A sleeveless jacket worn over the armor in the 14th century. It fitted closely, and descended below the hips.
Tightly fitted garment worn over armour in the fourteenth century. (Prestwich, Michael. Armies and Warfare in the Middle Ages: The English Experience, 348) Short leather tunic worn over chain mail. (Seward, Desmond. Henry V: The Scourge of God, 223) Sleeveless, hip-length garment of leather or padded textile worn over a knight's armour and blazoned with his coat of arms. (Wise, Terence. Medieval Warfare, 249) Related terms: Armor
A tightly fitted garment resembling a leather tunic worn over armor (particulary chain mail) in the 14th century, often blazoned with one's coat-of-arms.
A long sleeveless jacket worn over a robe or dress
a short, fitted surcoat, worn over armour in the 14th and early 15th centuries.
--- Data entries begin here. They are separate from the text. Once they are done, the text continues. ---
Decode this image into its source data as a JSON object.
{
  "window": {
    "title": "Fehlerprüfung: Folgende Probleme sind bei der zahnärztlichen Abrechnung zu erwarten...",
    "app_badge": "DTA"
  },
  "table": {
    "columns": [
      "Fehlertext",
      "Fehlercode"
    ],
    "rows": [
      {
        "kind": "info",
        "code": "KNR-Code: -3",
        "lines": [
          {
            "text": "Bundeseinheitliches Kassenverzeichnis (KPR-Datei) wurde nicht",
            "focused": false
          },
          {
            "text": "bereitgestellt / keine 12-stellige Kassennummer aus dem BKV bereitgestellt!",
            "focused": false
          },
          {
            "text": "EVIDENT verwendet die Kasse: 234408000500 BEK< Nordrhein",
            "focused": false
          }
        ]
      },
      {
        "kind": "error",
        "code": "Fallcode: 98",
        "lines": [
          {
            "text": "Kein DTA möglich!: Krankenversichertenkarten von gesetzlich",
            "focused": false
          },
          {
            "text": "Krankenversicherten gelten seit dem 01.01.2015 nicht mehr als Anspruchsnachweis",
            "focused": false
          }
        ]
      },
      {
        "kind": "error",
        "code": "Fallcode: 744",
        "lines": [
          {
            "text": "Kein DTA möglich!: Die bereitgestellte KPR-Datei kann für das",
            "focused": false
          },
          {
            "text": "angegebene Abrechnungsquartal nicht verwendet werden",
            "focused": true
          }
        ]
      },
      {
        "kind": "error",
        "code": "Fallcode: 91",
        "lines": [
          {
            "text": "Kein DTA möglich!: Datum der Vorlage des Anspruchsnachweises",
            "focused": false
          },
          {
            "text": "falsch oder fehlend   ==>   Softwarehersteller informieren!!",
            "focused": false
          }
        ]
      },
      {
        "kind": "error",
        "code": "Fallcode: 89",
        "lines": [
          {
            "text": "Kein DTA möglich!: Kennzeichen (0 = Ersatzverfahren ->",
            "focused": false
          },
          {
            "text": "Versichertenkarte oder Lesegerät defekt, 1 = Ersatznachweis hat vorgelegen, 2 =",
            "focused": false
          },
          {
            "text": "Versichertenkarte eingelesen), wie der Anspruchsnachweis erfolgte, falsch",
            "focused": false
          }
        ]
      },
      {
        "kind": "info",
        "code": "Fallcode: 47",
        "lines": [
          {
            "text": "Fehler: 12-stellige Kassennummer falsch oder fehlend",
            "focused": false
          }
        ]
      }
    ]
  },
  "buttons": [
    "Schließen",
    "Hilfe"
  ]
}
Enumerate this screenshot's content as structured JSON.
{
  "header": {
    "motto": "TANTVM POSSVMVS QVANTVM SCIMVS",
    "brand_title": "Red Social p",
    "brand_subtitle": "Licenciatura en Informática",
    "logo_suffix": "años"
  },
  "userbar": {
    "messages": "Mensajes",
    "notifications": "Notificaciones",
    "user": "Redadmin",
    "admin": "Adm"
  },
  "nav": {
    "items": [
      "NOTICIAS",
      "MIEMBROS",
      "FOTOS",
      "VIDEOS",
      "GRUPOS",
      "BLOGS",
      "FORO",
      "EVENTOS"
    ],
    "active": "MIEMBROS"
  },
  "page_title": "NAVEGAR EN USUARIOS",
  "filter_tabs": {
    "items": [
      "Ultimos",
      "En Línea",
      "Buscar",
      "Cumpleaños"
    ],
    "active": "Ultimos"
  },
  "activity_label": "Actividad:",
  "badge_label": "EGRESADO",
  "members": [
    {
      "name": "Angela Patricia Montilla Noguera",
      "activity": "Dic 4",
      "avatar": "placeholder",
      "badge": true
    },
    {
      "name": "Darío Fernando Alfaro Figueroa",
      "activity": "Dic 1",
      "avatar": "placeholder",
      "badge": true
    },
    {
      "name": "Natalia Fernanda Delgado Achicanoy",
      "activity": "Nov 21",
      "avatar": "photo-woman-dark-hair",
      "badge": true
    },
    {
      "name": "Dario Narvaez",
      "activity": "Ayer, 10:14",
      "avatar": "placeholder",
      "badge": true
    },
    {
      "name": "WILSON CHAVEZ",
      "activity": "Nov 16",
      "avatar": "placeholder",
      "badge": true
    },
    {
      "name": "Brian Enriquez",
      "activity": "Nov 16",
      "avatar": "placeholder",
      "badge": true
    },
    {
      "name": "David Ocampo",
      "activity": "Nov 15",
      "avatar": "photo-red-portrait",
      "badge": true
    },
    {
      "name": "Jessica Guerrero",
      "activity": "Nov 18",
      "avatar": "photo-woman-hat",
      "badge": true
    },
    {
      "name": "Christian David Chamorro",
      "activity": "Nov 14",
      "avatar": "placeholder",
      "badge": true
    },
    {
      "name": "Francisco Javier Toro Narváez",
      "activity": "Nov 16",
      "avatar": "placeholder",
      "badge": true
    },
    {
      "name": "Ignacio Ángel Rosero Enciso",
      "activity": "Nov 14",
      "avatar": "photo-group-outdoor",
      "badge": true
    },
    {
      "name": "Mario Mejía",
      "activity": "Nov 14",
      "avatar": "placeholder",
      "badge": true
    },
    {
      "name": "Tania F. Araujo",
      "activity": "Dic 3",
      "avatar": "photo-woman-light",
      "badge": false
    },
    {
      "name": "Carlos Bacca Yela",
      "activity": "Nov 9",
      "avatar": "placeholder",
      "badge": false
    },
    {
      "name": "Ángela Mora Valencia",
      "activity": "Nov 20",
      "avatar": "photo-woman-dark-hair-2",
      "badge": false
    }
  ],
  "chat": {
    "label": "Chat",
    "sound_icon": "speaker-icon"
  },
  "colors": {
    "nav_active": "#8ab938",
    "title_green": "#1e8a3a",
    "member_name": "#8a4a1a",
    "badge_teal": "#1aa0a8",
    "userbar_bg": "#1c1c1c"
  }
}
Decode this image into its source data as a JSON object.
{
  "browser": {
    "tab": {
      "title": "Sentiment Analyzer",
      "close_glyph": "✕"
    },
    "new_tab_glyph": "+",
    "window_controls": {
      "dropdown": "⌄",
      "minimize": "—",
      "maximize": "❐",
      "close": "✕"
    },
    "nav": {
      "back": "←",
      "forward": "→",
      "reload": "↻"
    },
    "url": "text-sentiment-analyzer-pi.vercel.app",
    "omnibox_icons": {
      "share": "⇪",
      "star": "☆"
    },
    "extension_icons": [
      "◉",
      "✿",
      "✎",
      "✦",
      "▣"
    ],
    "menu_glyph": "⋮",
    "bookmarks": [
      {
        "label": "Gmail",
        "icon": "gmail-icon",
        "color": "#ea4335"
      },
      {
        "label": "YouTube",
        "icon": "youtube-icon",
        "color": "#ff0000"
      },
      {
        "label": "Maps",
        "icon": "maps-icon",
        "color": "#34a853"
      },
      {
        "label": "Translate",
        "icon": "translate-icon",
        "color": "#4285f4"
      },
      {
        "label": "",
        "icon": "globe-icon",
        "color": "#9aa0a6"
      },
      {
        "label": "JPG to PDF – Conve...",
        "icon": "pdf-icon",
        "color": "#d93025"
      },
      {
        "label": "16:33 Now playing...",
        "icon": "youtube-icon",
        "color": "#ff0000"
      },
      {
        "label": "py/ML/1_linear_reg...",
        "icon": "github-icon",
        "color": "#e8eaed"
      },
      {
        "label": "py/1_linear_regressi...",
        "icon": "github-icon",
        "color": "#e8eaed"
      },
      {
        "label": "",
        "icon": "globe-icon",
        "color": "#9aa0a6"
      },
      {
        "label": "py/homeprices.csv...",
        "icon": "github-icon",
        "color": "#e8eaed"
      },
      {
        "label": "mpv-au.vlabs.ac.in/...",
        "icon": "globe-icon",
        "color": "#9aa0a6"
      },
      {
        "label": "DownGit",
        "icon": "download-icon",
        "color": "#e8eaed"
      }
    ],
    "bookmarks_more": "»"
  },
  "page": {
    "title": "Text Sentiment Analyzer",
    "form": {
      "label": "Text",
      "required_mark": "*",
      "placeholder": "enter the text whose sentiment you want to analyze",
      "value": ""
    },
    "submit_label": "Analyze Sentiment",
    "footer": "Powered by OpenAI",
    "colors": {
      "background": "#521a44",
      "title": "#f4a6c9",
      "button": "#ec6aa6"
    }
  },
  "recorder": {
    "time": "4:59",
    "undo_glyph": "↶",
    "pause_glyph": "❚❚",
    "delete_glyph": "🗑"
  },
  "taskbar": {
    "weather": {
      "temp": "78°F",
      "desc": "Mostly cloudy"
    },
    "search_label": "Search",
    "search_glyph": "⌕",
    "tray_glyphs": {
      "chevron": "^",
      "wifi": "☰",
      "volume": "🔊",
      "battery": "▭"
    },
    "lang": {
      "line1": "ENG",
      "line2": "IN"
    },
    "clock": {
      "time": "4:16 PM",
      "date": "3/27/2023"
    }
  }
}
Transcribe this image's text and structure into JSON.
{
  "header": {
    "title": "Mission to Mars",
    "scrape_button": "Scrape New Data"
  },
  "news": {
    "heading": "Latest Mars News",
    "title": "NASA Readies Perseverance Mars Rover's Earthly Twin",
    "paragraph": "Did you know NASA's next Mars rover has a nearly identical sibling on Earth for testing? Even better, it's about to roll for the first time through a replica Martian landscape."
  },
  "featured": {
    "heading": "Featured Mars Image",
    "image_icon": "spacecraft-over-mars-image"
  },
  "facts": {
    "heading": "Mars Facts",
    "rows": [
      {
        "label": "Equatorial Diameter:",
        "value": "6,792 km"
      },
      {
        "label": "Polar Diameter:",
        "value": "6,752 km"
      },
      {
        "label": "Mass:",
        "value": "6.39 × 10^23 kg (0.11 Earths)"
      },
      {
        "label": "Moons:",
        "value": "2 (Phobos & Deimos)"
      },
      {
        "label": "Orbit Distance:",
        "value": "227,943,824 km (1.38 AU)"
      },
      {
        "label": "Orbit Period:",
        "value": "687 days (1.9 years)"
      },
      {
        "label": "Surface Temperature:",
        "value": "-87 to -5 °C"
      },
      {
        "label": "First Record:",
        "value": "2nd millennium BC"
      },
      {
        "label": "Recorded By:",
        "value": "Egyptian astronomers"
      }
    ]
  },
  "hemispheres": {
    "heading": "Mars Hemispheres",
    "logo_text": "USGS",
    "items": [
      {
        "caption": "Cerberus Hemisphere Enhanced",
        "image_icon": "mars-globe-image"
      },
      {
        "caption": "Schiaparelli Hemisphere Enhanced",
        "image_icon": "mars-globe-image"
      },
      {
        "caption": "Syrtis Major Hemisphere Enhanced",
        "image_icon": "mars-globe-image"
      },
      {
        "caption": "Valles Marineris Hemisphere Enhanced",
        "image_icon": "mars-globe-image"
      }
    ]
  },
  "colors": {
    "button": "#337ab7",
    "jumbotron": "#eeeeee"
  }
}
Made of several thicknesses of fabric, the other layer was often a rich velvet or silk, with the owner's arms embroidered or appliqued on.
A padded garment worn over the armour, fitted in the torso, c.1350-1410. Alternately, a tightly fitted and usually sleeveless garment worn over the armour and displaying the wearer's arms.
Fourteenth to fifteenth-century tight-fitting padded garment worn over armor, often displaying a coat-of-arms